It’s cold outside. During freezing temperatures insects and rodents want to be outside just about as

much as we do. Their goal becomes finding warmth and shelter anyway they can. Unlike insects, mice

and other rodents are not capable of going dormant for the winter. Mice actively work on building

warm nests year round. Oftentimes they will find refuge inside of an old rodent burrow, behind

insulation in your walls, or worse. Rodents such as mice might even decide to move in with you.

It is just this time of year that we see a huge spike in mouse calls; homeowners and business owners alike

who call panicked that “an entire family of mice came out of nowhere” and that they are now living

amongst them. Not just living- eating, urinating, defecating, possibly spreading diseases and leaving

their mark on your possessions, and even affecting the air that you breathe.

 

If you currently have mice, please call a professional. You may be inclined try over the counter baits and

traps, but much of the offerings are ineffective and may leave you chasing your tail. If you are inclined

to take preventive measures before such a problem arises, here are some helpful tips for you.

 

• To prevent rodents from roosting in the eaves or attic, repair and patch any holes or other

damage.

• Clean out gutters and overhangs, where rodents can also build their nests.

• Store yard waste like leaves and other debris away from the house prior to disposal. These

materials are popular nesting materials.

• Outside, much and firewood hold are popular hiding places for rodents. Store these at least

two feet from exterior walls.

• Keep pet food, birdseed, and grass seed in a sealed metal container. Mice can gnaw through

plastic and eat seeds.

• Common entry points are around pipes, where small cracks are frequently just large enough
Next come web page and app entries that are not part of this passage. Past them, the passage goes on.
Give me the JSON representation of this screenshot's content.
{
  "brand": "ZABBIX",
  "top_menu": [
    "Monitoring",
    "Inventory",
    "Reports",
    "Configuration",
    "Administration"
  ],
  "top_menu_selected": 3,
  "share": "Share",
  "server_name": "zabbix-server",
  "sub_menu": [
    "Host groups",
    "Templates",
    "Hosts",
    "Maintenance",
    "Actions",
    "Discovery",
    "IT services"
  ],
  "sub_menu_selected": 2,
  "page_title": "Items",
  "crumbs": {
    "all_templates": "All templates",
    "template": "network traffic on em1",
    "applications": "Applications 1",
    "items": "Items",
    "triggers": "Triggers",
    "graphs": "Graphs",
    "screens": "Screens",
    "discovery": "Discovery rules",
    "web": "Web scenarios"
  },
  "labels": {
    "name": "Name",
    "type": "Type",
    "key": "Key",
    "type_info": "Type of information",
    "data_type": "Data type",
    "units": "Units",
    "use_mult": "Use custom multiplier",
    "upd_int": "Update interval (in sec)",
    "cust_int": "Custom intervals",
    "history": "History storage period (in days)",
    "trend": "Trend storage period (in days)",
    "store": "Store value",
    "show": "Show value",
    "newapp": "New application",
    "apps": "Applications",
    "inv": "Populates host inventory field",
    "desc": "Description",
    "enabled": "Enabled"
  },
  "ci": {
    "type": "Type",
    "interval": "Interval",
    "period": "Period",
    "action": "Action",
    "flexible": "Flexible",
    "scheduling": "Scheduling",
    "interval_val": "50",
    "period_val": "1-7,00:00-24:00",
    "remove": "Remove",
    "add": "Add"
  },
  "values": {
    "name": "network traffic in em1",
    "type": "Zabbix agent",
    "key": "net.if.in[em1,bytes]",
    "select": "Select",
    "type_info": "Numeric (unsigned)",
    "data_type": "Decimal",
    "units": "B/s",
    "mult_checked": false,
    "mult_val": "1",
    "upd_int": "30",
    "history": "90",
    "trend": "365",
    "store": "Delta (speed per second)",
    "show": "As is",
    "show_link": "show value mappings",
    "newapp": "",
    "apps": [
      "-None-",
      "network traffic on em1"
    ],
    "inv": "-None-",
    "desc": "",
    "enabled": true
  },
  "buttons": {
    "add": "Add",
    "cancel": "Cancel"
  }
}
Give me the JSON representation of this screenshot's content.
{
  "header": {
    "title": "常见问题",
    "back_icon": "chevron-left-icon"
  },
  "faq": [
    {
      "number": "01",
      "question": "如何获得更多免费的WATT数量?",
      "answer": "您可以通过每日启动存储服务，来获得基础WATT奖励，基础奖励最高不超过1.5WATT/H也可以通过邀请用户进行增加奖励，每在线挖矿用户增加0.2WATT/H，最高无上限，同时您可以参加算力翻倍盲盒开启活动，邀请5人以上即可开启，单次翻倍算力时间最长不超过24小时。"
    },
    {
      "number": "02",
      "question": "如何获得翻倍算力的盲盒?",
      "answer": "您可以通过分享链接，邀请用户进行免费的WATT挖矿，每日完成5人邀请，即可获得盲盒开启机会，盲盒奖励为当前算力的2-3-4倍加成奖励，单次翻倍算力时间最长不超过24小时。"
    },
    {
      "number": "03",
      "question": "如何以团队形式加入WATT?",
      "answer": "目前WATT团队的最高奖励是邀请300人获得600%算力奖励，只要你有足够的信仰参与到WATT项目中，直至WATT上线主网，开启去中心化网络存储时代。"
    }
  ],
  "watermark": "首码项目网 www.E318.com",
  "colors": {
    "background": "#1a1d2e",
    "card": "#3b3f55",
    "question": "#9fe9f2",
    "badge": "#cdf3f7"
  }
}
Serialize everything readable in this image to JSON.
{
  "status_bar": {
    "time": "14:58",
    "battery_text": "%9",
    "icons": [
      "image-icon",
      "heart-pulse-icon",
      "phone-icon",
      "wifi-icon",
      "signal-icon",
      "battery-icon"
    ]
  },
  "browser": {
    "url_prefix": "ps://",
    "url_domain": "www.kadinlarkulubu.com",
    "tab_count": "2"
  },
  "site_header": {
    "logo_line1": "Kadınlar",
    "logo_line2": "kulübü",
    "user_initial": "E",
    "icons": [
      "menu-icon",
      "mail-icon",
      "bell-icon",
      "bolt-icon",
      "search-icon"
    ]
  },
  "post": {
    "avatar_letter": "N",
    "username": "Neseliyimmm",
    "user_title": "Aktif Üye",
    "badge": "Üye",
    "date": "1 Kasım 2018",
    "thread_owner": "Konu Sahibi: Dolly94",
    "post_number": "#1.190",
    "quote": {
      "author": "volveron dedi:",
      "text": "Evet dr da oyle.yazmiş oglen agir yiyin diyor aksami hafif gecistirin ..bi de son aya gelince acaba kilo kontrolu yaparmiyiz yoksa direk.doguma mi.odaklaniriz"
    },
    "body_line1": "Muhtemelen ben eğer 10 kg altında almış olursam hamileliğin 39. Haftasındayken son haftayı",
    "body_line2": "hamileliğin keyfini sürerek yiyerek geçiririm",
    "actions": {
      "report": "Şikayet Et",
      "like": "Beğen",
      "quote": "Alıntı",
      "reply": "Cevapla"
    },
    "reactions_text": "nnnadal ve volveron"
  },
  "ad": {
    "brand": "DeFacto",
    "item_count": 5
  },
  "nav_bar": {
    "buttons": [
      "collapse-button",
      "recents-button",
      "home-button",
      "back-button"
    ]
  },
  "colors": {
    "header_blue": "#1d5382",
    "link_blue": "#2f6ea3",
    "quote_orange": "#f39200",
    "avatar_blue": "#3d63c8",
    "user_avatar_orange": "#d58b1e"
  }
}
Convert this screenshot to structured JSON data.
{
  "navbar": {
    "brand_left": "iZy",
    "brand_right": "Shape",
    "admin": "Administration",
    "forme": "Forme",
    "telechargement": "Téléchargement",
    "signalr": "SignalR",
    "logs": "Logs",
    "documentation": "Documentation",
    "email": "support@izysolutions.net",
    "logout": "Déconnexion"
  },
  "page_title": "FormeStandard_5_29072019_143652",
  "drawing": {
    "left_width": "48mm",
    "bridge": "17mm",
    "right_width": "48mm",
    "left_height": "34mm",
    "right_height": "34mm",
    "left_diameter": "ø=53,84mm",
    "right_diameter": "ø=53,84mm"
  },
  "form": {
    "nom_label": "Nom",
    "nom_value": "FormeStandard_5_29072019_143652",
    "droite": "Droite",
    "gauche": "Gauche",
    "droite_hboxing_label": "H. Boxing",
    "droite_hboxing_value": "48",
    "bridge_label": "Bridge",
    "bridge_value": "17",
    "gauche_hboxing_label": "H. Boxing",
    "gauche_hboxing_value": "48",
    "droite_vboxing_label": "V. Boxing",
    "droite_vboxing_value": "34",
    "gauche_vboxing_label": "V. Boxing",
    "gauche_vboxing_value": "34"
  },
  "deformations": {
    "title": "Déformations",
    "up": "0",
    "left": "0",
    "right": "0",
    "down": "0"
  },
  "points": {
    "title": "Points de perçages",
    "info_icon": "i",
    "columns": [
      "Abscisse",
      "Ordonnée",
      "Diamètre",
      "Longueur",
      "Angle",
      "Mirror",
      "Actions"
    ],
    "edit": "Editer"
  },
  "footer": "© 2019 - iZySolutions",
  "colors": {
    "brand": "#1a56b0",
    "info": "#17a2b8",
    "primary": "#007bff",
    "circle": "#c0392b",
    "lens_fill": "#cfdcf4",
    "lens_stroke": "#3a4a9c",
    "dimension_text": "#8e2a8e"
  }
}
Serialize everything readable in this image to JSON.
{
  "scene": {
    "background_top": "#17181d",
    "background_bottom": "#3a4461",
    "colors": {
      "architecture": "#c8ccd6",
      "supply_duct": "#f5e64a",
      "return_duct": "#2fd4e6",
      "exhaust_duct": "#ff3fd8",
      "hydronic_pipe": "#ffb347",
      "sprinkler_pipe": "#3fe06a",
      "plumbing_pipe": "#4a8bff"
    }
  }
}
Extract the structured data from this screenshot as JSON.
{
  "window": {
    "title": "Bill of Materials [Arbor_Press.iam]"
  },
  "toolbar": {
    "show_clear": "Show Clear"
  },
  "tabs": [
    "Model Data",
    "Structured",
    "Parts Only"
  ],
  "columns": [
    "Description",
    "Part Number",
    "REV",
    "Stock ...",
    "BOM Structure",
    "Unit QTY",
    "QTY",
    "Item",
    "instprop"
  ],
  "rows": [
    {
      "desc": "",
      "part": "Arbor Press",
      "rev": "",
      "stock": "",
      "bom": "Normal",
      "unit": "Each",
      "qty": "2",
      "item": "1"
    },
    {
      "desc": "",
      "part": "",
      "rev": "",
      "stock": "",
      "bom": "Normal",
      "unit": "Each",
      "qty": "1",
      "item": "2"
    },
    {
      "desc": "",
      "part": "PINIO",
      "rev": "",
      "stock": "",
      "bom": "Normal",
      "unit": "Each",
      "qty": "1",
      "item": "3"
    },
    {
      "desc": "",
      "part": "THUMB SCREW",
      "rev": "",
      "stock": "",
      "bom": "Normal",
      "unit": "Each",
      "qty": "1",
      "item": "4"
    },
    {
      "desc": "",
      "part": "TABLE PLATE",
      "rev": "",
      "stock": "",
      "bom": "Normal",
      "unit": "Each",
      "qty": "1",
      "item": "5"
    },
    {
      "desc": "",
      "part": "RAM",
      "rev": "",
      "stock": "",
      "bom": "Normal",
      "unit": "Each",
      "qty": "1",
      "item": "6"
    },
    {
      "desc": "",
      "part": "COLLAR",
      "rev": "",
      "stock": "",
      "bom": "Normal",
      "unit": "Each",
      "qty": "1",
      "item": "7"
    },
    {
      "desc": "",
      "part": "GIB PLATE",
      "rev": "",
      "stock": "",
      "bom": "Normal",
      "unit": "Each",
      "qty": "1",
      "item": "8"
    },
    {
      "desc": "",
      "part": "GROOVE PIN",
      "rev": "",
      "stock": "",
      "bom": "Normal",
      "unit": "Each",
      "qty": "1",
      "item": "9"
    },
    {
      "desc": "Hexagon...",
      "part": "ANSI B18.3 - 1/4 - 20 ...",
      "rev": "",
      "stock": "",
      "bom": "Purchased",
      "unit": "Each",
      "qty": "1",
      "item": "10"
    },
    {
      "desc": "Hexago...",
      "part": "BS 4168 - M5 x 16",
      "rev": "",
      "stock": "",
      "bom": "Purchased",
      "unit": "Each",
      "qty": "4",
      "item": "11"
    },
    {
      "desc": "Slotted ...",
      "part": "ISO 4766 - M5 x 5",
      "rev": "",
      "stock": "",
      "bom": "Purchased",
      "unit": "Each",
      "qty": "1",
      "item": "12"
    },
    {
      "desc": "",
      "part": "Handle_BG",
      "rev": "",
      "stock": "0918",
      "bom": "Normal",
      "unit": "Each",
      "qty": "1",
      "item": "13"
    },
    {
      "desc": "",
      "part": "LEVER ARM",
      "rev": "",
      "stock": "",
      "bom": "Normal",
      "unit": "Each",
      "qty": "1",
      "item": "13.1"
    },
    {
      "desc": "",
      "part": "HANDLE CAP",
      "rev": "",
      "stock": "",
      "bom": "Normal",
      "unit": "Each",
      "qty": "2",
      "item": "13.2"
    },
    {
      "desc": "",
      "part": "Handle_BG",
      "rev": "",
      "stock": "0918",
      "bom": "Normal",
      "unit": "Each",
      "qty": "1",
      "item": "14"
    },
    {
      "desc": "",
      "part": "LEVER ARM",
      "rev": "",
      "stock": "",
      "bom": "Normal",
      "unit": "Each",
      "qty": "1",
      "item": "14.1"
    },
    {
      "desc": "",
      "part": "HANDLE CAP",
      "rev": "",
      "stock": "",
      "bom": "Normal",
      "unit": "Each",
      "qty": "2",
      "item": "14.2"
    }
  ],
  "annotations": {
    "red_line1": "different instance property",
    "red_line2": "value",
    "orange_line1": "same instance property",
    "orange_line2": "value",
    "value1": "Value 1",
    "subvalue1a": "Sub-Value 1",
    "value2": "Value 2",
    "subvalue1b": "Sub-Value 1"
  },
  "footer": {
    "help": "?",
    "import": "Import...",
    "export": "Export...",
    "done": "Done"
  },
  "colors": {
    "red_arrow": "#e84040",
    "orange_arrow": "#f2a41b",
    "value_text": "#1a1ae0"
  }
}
for a mouse to squeeze through. Block holes with steel wool, and seal it in with something like

expanding insulation foam when possible.

• In the house, eradicate clutter that can hide mice and rat nests and provide material for the

nests themselves.

• Periodically check the corners of your garage, basement, pump room, furnace room, and any

other storage areas. It is in these areas that you will often find feces that will indicate whether

or not you have a problem.

 

If you do not currently have a mouse problem (or don’t know that you have one) preventive pest control

in the wintertime may be looked at by some homeowners as a nuisance. Sometimes it’s just easier to

justify paying for a service after you already have a problem. Remediation services are almost always

more expensive after a problem has occurred or become serious in nature. In the case of sump pump

backup systems, burglar alarms, and renters insurance a lot of people only invest in such systems after

they have dealt with some kind of loss or catastrophe. However more and more people are realizing

that preventive measures are cheaper than actually fixing serious problems after they have occurred.

The same is true in pest management. It is much easier to catch a mouse problem in the early going

if you have regular maintenance going on at your home. Do not let a mouse problem spiral out of

control. Call your pest professional and have them take a look at your home. Oftentimes they will find

something before you do, and you will be glad they did.